# Volume Integration of Bounded Region

I'm trying to integrate this volume in spherical and cylindrical coordinates, but having difficulty finding my bounds of integration;

I'm given the region in the first octant bounded by z = $\sqrt{x^2+y^2}$, z = $\sqrt{1-x^2-y^2}$, y = x and y = $\sqrt{3}x$ and I need to evaluate $\iiint_V{}dV$

When proceeding to integrate with spherical and cylindrical coordinates I am not getting the right bounds such that both methods equate to the same volume? I am definitely missing something. Any and all advice would be much appreciated!

This region seems better defined using spherical coordinates than cylindrical. We are given that the region is between two vertical planes $y=x$ and $y=\sqrt3x$, and it is between the sphere $x^2 + y^2 + z^2 = 1$ and the upper half of the cone $x^2 + y^2 = z^2$. From this, we can set the bounds to be: $$\frac\pi3 \le \theta \le \frac\pi4$$ from the region of angles between the two lines (arctan of root(3) is pi/3) $$0 \le \phi \le \frac\pi4$$from the intersection of the cone and sphere $$0 \le r \le 1$$from the radius of sphere
• Thank you very much! However can you help me by explaining your reasoning for the bounds of $\phi$ – Nelly Nov 28 '16 at 3:02
• I had actually already assumed you were in the first octant by accident. Whoops! But have you learned spherical coordinates? If so, $\phi$ is the angle from the north pole in the clockwise direction that you are integrating.
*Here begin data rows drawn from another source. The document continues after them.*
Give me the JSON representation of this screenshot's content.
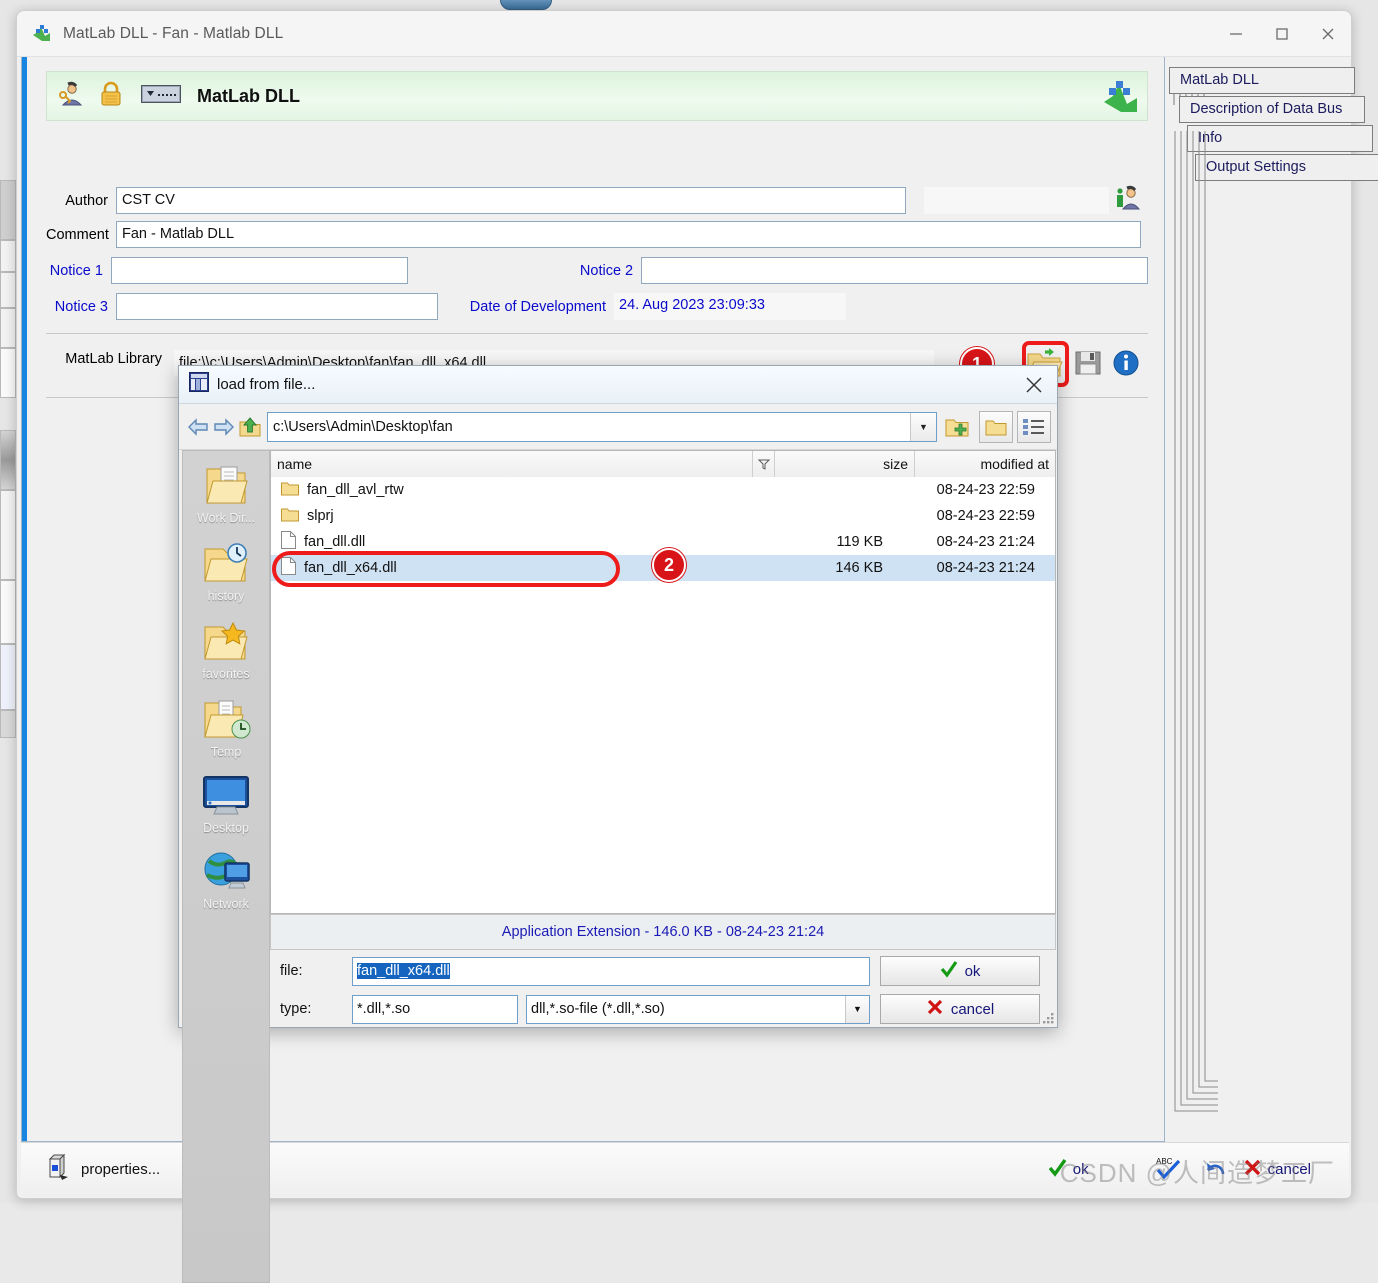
{
  "window": {
    "title": "MatLab DLL - Fan - Matlab DLL",
    "app_icon": "matlab-icon",
    "minimize_label": "—",
    "maximize_label": "□",
    "close_label": "✕"
  },
  "header": {
    "title": "MatLab DLL",
    "user_icon": "user-key-icon",
    "lock_icon": "padlock-icon",
    "keyboard_icon": "device-icon",
    "logo_icon": "matlab-logo-icon"
  },
  "form": {
    "author_label": "Author",
    "author_value": "CST CV",
    "author_icon": "user-info-icon",
    "comment_label": "Comment",
    "comment_value": "Fan - Matlab DLL",
    "notice1_label": "Notice 1",
    "notice1_value": "",
    "notice2_label": "Notice 2",
    "notice2_value": "",
    "notice3_label": "Notice 3",
    "notice3_value": "",
    "date_label": "Date of Development",
    "date_value": "24. Aug 2023 23:09:33",
    "library_label": "MatLab Library",
    "library_value": "file:\\\\c:\\Users\\Admin\\Desktop\\fan\\fan_dll_x64.dll",
    "open_icon": "open-folder-icon",
    "save_icon": "save-disk-icon",
    "info_icon": "info-icon"
  },
  "callouts": [
    {
      "number": "1"
    },
    {
      "number": "2"
    }
  ],
  "side_tabs": [
    {
      "label": "MatLab DLL"
    },
    {
      "label": "Description of Data Bus"
    },
    {
      "label": "Info"
    },
    {
      "label": "Output Settings"
    }
  ],
  "bottom_bar": {
    "properties_label": "properties...",
    "properties_icon": "properties-icon",
    "ok_label": "ok",
    "ok_icon": "check-icon",
    "spell_icon": "abc-check-icon",
    "undo_icon": "undo-icon",
    "cancel_label": "cancel",
    "cancel_icon": "x-icon",
    "watermark": "CSDN @人间造梦工厂"
  },
  "file_dialog": {
    "title": "load from file...",
    "title_icon": "file-dialog-icon",
    "close_label": "✕",
    "back_icon": "arrow-left-icon",
    "forward_icon": "arrow-right-icon",
    "up_icon": "arrow-up-folder-icon",
    "path_value": "c:\\Users\\Admin\\Desktop\\fan",
    "path_dropdown_icon": "chevron-down-icon",
    "new_folder_icon": "new-folder-icon",
    "folder_icon": "folder-icon",
    "list_view_icon": "list-view-icon",
    "places": [
      {
        "label": "Work Dir...",
        "icon": "work-dir-folder-icon"
      },
      {
        "label": "history",
        "icon": "history-folder-icon"
      },
      {
        "label": "favorites",
        "icon": "favorites-folder-icon"
      },
      {
        "label": "Temp",
        "icon": "temp-folder-icon"
      },
      {
        "label": "Desktop",
        "icon": "desktop-monitor-icon"
      },
      {
        "label": "Network",
        "icon": "network-globe-icon"
      }
    ],
    "columns": {
      "name": "name",
      "filter_icon": "filter-icon",
      "size": "size",
      "modified": "modified at"
    },
    "files": [
      {
        "name": "fan_dll_avl_rtw",
        "size": "",
        "modified": "08-24-23 22:59",
        "icon": "folder-icon",
        "selected": false
      },
      {
        "name": "slprj",
        "size": "",
        "modified": "08-24-23 22:59",
        "icon": "folder-icon",
        "selected": false
      },
      {
        "name": "fan_dll.dll",
        "size": "119 KB",
        "modified": "08-24-23 21:24",
        "icon": "file-icon",
        "selected": false
      },
      {
        "name": "fan_dll_x64.dll",
        "size": "146 KB",
        "modified": "08-24-23 21:24",
        "icon": "file-icon",
        "selected": true
      }
    ],
    "status": "Application Extension - 146.0 KB - 08-24-23 21:24",
    "file_label": "file:",
    "file_value": "fan_dll_x64.dll",
    "type_label": "type:",
    "type_value": "*.dll,*.so",
    "type_filter_value": "dll,*.so-file (*.dll,*.so)",
    "type_dropdown_icon": "chevron-down-icon",
    "ok_label": "ok",
    "ok_icon": "check-icon",
    "cancel_label": "cancel",
    "cancel_icon": "x-icon"
  }
}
In order to describe the region between the cone and sphere, I am going from the north pole and then until I get the cone (intersection of cone and sphere) – Akarsh Verma Nov 28 '16 at 4:00